At his new salon, he is able to hire an assistant that helps with washing the customer’s hair before they get the hair cut. I was originally planning on asking him when I first visited him but kept in mind the Chinese culture of social respect so reframed form asking him when his assistant was there. When I went back home for the weekend, I made a short visit just to ask how much he was paying his assistant. Vincent explained that the assistant is more interested in learning the hair cutting trade than making money which is why he hired him in the first place. Technically, Vincent doesn’t need an assistant, he can wash the hair himself or not wash it at all if they don’t need it, however his assistant came to him and asked if he could simply work for minimum wage to shadow Vincent while he was styling people’s hair. Vincent agreed and is paying his assistant 12$. He started by paying him 8$ an hour because it was before they raised the minimum wage, however the assistant has done good work and Vincent has naturally raised his wage to 11$ in just a couple of month.

Achan, or Vincent Chan has not only survived the economic recession but has thrived and established a loyal customer base ranging from the southern ends of Orange Country to the northern tips of Los Angeles County.

Leisure Time

A good measure of how the economy is doing, or an economic indicator, is what people do in their free time. For this blog post I chose the topic of video games, specifically E3. E3 is one of the biggest video game conferences in the United States where huge companies like Microsoft, Nintendo and Sony make announcements about their new gaming systems.  In today’s economy, video games make money at a much quicker rate movies do. “Grant Theft Auto V, by Rockstar Games  make $800 million in its first 24 hours,” quoted by Anya Kamenetz, a blog post writer from Fast Company.

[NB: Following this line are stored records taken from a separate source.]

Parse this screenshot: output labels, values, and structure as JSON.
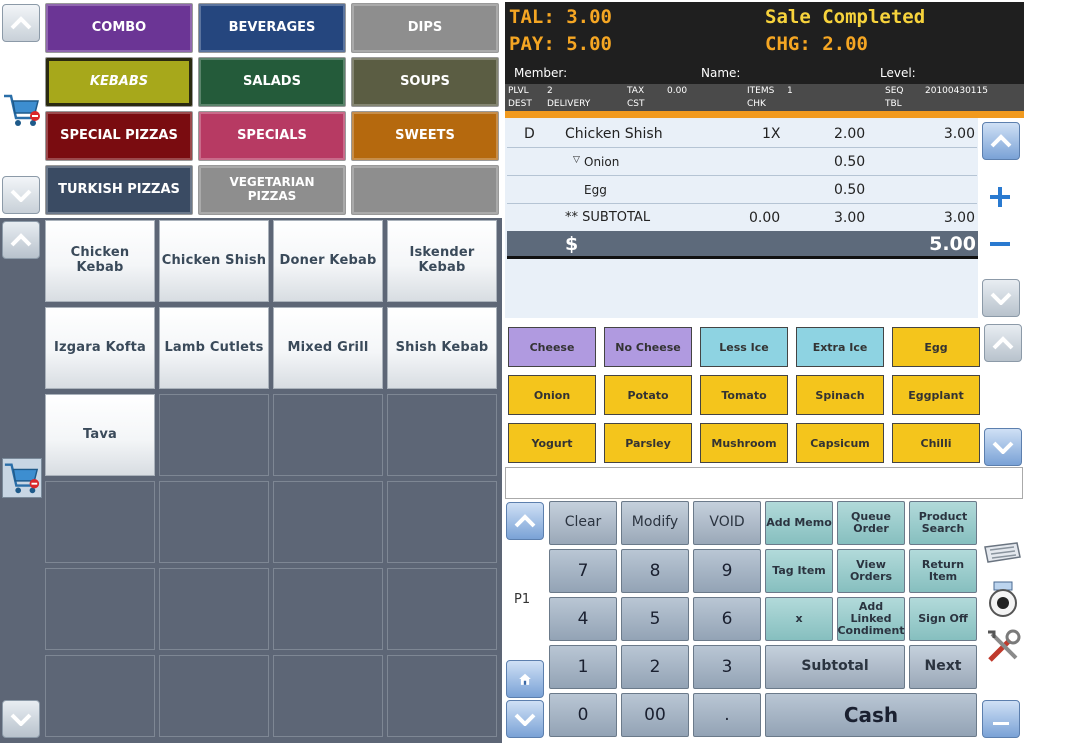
{
  "categories": [
    {
      "label": "COMBO",
      "color": "#6b3595"
    },
    {
      "label": "BEVERAGES",
      "color": "#25467e"
    },
    {
      "label": "DIPS",
      "color": "#8e8e8e"
    },
    {
      "label": "KEBABS",
      "color": "#a7a81b"
    },
    {
      "label": "SALADS",
      "color": "#245b3a"
    },
    {
      "label": "SOUPS",
      "color": "#5b5d43"
    },
    {
      "label": "SPECIAL PIZZAS",
      "color": "#7a0c10"
    },
    {
      "label": "SPECIALS",
      "color": "#b73a63"
    },
    {
      "label": "SWEETS",
      "color": "#b5690e"
    },
    {
      "label": "TURKISH PIZZAS",
      "color": "#3a4b63"
    },
    {
      "label": "VEGETARIAN PIZZAS",
      "color": "#8e8e8e"
    },
    {
      "label": "",
      "color": "#8e8e8e"
    }
  ],
  "products": [
    "Chicken Kebab",
    "Chicken Shish",
    "Doner Kebab",
    "Iskender Kebab",
    "Izgara Kofta",
    "Lamb Cutlets",
    "Mixed Grill",
    "Shish Kebab",
    "Tava"
  ],
  "header": {
    "tal": "TAL: 3.00",
    "pay": "PAY: 5.00",
    "status": "Sale Completed",
    "chg": "CHG: 2.00",
    "member": "Member:",
    "name": "Name:",
    "level": "Level:",
    "plvl_label": "PLVL",
    "plvl": "2",
    "dest_label": "DEST",
    "dest": "DELIVERY",
    "tax_label": "TAX",
    "tax": "0.00",
    "cst_label": "CST",
    "items_label": "ITEMS",
    "items": "1",
    "chk_label": "CHK",
    "seq_label": "SEQ",
    "seq": "20100430115",
    "tbl_label": "TBL"
  },
  "receipt": {
    "lines": [
      {
        "flag": "D",
        "desc": "Chicken Shish",
        "qty": "1X",
        "price": "2.00",
        "amount": "3.00"
      },
      {
        "flag": "",
        "desc": "Onion",
        "qty": "",
        "price": "0.50",
        "amount": ""
      },
      {
        "flag": "",
        "desc": "Egg",
        "qty": "",
        "price": "0.50",
        "amount": ""
      },
      {
        "flag": "",
        "desc": "** SUBTOTAL",
        "qty": "0.00",
        "price": "3.00",
        "amount": "3.00"
      }
    ],
    "tender_symbol": "$",
    "tender_amount": "5.00"
  },
  "modifiers": [
    {
      "label": "Cheese",
      "color": "#b09ae0"
    },
    {
      "label": "No Cheese",
      "color": "#b09ae0"
    },
    {
      "label": "Less Ice",
      "color": "#8ed3e2"
    },
    {
      "label": "Extra Ice",
      "color": "#8ed3e2"
    },
    {
      "label": "Egg",
      "color": "#f4c51c"
    },
    {
      "label": "Onion",
      "color": "#f4c51c"
    },
    {
      "label": "Potato",
      "color": "#f4c51c"
    },
    {
      "label": "Tomato",
      "color": "#f4c51c"
    },
    {
      "label": "Spinach",
      "color": "#f4c51c"
    },
    {
      "label": "Eggplant",
      "color": "#f4c51c"
    },
    {
      "label": "Yogurt",
      "color": "#f4c51c"
    },
    {
      "label": "Parsley",
      "color": "#f4c51c"
    },
    {
      "label": "Mushroom",
      "color": "#f4c51c"
    },
    {
      "label": "Capsicum",
      "color": "#f4c51c"
    },
    {
      "label": "Chilli",
      "color": "#f4c51c"
    }
  ],
  "keypad": {
    "page": "P1",
    "clear": "Clear",
    "modify": "Modify",
    "void": "VOID",
    "add_memo": "Add Memo",
    "queue_order": "Queue Order",
    "product_search": "Product Search",
    "k7": "7",
    "k8": "8",
    "k9": "9",
    "tag_item": "Tag Item",
    "view_orders": "View Orders",
    "return_item": "Return Item",
    "k4": "4",
    "k5": "5",
    "k6": "6",
    "x": "x",
    "add_linked": "Add Linked Condiment",
    "sign_off": "Sign Off",
    "k1": "1",
    "k2": "2",
    "k3": "3",
    "subtotal": "Subtotal",
    "next": "Next",
    "k0": "0",
    "k00": "00",
    "dot": ".",
    "cash": "Cash"
  },
  "icons": {
    "cart": "shopping-cart-icon",
    "keyboard": "keyboard-icon",
    "timer": "timer-icon",
    "tools": "tools-icon",
    "home": "home-icon"
  }
}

Many people assume Hollywood is the biggest entertainment industry in terms of making money for California. However, video games are the silent winner that many people overlook.

In 2012, Activision, the major video game company that created Call of Duty: Black Ops 2, revealed that it had hit $1 billion dollars in sales in just 15 days. The top grossing movie of all time, “Avatar, took two days longer to earn the same amount” (Kamenetz).

Screen Shot 2014-09-07 at 12.08.08 PM

This graph shows the sales of video games from 2012 compared to the 2013. Looking closely one can see that at their peaks in December, sales from 2012 to 2013 have grown from $3.21 billion to $3.28 billion. Holiday season is the time when children know they can ask for the biggest present from the parents, so naturally the sales of video games in December greatly exceed the sale of video games any other time. If you look again at the graph, the points in the year of 2013 are slightly higher than the points from 2012, a clear economic indicator that the U.S. economy is steadily growing.

A convention that happens every year in the heart of Los Angeles is E3, home to one of the biggest video game, tech, and gadget shows. Polygon, one of the leading American websites online that informs its viewers about video game’s news, culture, and reviews, reported that some 48,000 people attended E3 this year, that’s 1.5% more people within the Los Angeles Conference Center than there was last year, a clear economic indicator that Los Angeles is not doing too bad for itself. Measuring an increase in video game purchases from year to year could be a good economic indicator; however having individuals wait hours in line just to go to a convention to hear when exactly the video games will come out e should reveal that the economy is doing well enough for individuals to sacrifice work time to attend this event.


More simply, people not only have the free time to play video games, but they also have the free time to spend money on tickets to the event. If the economy was not doing so well, individuals  Video gaming is one of the biggest chunks of entertainment-related sales, so naturally using it as an economic indicate whether our economy is progressing or regressing.


Nick Wu